## TASK ITEM
Restate the whole of the data verbatim, omitting nothing.

--- GIVEN DATA Enclosed Below ---

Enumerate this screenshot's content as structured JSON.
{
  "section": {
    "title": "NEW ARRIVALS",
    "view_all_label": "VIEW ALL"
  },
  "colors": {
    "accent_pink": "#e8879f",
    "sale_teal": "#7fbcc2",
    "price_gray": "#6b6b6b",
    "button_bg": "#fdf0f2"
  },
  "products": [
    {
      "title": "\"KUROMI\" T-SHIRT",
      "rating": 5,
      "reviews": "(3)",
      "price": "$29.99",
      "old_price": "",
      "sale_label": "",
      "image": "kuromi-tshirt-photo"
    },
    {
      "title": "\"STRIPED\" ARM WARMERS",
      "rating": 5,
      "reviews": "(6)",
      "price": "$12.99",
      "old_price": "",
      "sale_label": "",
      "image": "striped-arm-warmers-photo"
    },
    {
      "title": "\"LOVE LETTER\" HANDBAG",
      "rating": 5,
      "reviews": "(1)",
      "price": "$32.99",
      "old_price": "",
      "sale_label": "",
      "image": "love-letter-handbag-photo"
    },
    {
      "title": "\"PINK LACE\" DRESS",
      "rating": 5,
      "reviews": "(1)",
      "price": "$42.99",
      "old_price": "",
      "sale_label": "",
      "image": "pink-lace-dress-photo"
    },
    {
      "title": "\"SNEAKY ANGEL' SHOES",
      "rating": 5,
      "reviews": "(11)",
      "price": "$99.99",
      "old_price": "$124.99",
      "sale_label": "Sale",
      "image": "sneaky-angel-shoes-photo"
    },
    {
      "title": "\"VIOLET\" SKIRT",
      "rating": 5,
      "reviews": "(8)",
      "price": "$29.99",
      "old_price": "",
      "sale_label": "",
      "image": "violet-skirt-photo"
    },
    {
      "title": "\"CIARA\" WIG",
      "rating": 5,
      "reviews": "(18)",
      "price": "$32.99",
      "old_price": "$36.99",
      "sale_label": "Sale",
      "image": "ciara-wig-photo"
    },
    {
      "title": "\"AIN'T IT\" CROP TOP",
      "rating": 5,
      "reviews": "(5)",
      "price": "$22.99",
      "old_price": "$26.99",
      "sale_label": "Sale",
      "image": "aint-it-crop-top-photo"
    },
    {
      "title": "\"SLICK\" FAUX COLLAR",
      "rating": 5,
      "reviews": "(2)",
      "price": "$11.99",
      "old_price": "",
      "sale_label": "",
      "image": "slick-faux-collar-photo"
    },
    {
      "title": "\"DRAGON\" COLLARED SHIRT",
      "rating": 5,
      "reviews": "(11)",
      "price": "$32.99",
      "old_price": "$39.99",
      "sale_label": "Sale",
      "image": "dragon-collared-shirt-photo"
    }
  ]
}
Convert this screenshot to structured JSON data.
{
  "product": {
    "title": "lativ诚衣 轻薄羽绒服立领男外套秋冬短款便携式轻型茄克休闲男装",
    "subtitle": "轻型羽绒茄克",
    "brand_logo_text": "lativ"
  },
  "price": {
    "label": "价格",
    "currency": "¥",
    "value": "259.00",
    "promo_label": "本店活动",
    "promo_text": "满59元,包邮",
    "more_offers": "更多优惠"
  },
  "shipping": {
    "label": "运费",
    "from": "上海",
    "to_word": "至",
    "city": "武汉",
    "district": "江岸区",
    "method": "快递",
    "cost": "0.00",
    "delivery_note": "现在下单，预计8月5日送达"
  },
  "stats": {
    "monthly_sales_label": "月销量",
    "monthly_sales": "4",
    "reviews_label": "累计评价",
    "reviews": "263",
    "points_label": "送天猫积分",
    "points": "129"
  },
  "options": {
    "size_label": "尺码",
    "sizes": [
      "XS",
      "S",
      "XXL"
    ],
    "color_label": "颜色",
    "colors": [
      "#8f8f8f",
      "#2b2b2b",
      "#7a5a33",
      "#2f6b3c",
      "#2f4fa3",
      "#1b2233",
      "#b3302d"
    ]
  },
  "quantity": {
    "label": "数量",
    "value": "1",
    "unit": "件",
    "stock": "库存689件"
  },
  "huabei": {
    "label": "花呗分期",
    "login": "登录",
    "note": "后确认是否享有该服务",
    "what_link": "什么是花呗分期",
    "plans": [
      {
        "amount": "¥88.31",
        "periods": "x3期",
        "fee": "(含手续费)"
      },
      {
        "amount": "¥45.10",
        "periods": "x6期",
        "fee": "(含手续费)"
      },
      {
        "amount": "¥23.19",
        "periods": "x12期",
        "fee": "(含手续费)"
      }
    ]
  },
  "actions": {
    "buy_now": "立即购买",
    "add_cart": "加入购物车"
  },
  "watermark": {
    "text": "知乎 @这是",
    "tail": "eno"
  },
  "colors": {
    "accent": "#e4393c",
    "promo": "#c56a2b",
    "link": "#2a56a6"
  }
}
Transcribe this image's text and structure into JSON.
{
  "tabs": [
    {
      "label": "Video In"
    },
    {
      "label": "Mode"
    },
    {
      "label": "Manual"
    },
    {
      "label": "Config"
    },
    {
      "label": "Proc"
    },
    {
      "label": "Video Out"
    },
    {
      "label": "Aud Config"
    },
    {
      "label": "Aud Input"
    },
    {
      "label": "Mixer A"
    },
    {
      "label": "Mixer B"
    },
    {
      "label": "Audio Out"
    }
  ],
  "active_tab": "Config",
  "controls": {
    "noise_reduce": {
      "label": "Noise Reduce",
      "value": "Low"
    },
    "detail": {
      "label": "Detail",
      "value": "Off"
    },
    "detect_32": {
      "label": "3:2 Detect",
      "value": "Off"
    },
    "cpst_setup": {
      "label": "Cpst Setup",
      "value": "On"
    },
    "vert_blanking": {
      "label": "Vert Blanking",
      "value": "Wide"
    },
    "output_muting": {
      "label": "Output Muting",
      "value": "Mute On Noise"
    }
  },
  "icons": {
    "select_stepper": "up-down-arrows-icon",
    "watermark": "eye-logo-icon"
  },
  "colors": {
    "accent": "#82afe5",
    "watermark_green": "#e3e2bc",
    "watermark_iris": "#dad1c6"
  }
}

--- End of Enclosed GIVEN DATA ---

## WRITTEN ANSWER
Enumerate this screenshot's content as structured JSON.
{
  "section": {
    "title": "NEW ARRIVALS",
    "view_all_label": "VIEW ALL"
  },
  "colors": {
    "accent_pink": "#e8879f",
    "sale_teal": "#7fbcc2",
    "price_gray": "#6b6b6b",
    "button_bg": "#fdf0f2"
  },
  "products": [
    {
      "title": "\"KUROMI\" T-SHIRT",
      "rating": 5,
      "reviews": "(3)",
      "price": "$29.99",
      "old_price": "",
      "sale_label": "",
      "image": "kuromi-tshirt-photo"
    },
    {
      "title": "\"STRIPED\" ARM WARMERS",
      "rating": 5,
      "reviews": "(6)",
      "price": "$12.99",
      "old_price": "",
      "sale_label": "",
      "image": "striped-arm-warmers-photo"
    },
    {
      "title": "\"LOVE LETTER\" HANDBAG",
      "rating": 5,
      "reviews": "(1)",
      "price": "$32.99",
      "old_price": "",
      "sale_label": "",
      "image": "love-letter-handbag-photo"
    },
    {
      "title": "\"PINK LACE\" DRESS",
      "rating": 5,
      "reviews": "(1)",
      "price": "$42.99",
      "old_price": "",
      "sale_label": "",
      "image": "pink-lace-dress-photo"
    },
    {
      "title": "\"SNEAKY ANGEL' SHOES",
      "rating": 5,
      "reviews": "(11)",
      "price": "$99.99",
      "old_price": "$124.99",
      "sale_label": "Sale",
      "image": "sneaky-angel-shoes-photo"
    },
    {
      "title": "\"VIOLET\" SKIRT",
      "rating": 5,
      "reviews": "(8)",
      "price": "$29.99",
      "old_price": "",
      "sale_label": "",
      "image": "violet-skirt-photo"
    },
    {
      "title": "\"CIARA\" WIG",
      "rating": 5,
      "reviews": "(18)",
      "price": "$32.99",
      "old_price": "$36.99",
      "sale_label": "Sale",
      "image": "ciara-wig-photo"
    },
    {
      "title": "\"AIN'T IT\" CROP TOP",
      "rating": 5,
      "reviews": "(5)",
      "price": "$22.99",
      "old_price": "$26.99",
      "sale_label": "Sale",
      "image": "aint-it-crop-top-photo"
    },
    {
      "title": "\"SLICK\" FAUX COLLAR",
      "rating": 5,
      "reviews": "(2)",
      "price": "$11.99",
      "old_price": "",
      "sale_label": "",
      "image": "slick-faux-collar-photo"
    },
    {
      "title": "\"DRAGON\" COLLARED SHIRT",
      "rating": 5,
      "reviews": "(11)",
      "price": "$32.99",
      "old_price": "$39.99",
      "sale_label": "Sale",
      "image": "dragon-collared-shirt-photo"
    }
  ]
}
Convert this screenshot to structured JSON data.
{
  "product": {
    "title": "lativ诚衣 轻薄羽绒服立领男外套秋冬短款便携式轻型茄克休闲男装",
    "subtitle": "轻型羽绒茄克",
    "brand_logo_text": "lativ"
  },
  "price": {
    "label": "价格",
    "currency": "¥",
    "value": "259.00",
    "promo_label": "本店活动",
    "promo_text": "满59元,包邮",
    "more_offers": "更多优惠"
  },
  "shipping": {
    "label": "运费",
    "from": "上海",
    "to_word": "至",
    "city": "武汉",
    "district": "江岸区",
    "method": "快递",
    "cost": "0.00",
    "delivery_note": "现在下单，预计8月5日送达"
  },
  "stats": {
    "monthly_sales_label": "月销量",
    "monthly_sales": "4",
    "reviews_label": "累计评价",
    "reviews": "263",
    "points_label": "送天猫积分",
    "points": "129"
  },
  "options": {
    "size_label": "尺码",
    "sizes": [
      "XS",
      "S",
      "XXL"
    ],
    "color_label": "颜色",
    "colors": [
      "#8f8f8f",
      "#2b2b2b",
      "#7a5a33",
      "#2f6b3c",
      "#2f4fa3",
      "#1b2233",
      "#b3302d"
    ]
  },
  "quantity": {
    "label": "数量",
    "value": "1",
    "unit": "件",
    "stock": "库存689件"
  },
  "huabei": {
    "label": "花呗分期",
    "login": "登录",
    "note": "后确认是否享有该服务",
    "what_link": "什么是花呗分期",
    "plans": [
      {
        "amount": "¥88.31",
        "periods": "x3期",
        "fee": "(含手续费)"
      },
      {
        "amount": "¥45.10",
        "periods": "x6期",
        "fee": "(含手续费)"
      },
      {
        "amount": "¥23.19",
        "periods": "x12期",
        "fee": "(含手续费)"
      }
    ]
  },
  "actions": {
    "buy_now": "立即购买",
    "add_cart": "加入购物车"
  },
  "watermark": {
    "text": "知乎 @这是",
    "tail": "eno"
  },
  "colors": {
    "accent": "#e4393c",
    "promo": "#c56a2b",
    "link": "#2a56a6"
  }
}
Transcribe this image's text and structure into JSON.
{
  "tabs": [
    {
      "label": "Video In"
    },
    {
      "label": "Mode"
    },
    {
      "label": "Manual"
    },
    {
      "label": "Config"
    },
    {
      "label": "Proc"
    },
    {
      "label": "Video Out"
    },
    {
      "label": "Aud Config"
    },
    {
      "label": "Aud Input"
    },
    {
      "label": "Mixer A"
    },
    {
      "label": "Mixer B"
    },
    {
      "label": "Audio Out"
    }
  ],
  "active_tab": "Config",
  "controls": {
    "noise_reduce": {
      "label": "Noise Reduce",
      "value": "Low"
    },
    "detail": {
      "label": "Detail",
      "value": "Off"
    },
    "detect_32": {
      "label": "3:2 Detect",
      "value": "Off"
    },
    "cpst_setup": {
      "label": "Cpst Setup",
      "value": "On"
    },
    "vert_blanking": {
      "label": "Vert Blanking",
      "value": "Wide"
    },
    "output_muting": {
      "label": "Output Muting",
      "value": "Mute On Noise"
    }
  },
  "icons": {
    "select_stepper": "up-down-arrows-icon",
    "watermark": "eye-logo-icon"
  },
  "colors": {
    "accent": "#82afe5",
    "watermark_green": "#e3e2bc",
    "watermark_iris": "#dad1c6"
  }
}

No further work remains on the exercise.